→ HOW TO COMPLETE THIS TASK: Each line of the data below that contains "legend" must be copied.

→ DATA PROVIDED:

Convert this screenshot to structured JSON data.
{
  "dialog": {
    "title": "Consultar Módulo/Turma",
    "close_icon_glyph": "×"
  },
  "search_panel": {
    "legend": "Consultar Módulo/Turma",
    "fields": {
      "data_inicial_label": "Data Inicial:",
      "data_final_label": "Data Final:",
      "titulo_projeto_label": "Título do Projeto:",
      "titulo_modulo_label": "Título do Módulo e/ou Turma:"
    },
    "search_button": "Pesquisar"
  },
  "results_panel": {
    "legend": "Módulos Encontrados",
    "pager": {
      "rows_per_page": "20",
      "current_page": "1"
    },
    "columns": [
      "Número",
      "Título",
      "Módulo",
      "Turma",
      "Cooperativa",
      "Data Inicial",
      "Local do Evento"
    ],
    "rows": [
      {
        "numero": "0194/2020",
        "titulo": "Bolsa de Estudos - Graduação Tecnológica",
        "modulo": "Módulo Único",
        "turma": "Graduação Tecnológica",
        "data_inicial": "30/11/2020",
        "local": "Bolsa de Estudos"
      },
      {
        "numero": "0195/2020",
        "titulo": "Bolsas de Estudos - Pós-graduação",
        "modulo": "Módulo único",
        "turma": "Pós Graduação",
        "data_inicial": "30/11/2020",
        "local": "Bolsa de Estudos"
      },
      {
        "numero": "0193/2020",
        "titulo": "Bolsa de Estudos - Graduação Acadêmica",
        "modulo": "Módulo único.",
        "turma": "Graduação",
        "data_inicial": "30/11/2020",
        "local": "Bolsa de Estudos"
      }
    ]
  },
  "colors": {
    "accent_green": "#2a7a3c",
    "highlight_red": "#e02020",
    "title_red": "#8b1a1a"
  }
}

→ TASK OUTPUT:
    "legend": "Consultar Módulo/Turma",
    "legend": "Módulos Encontrados",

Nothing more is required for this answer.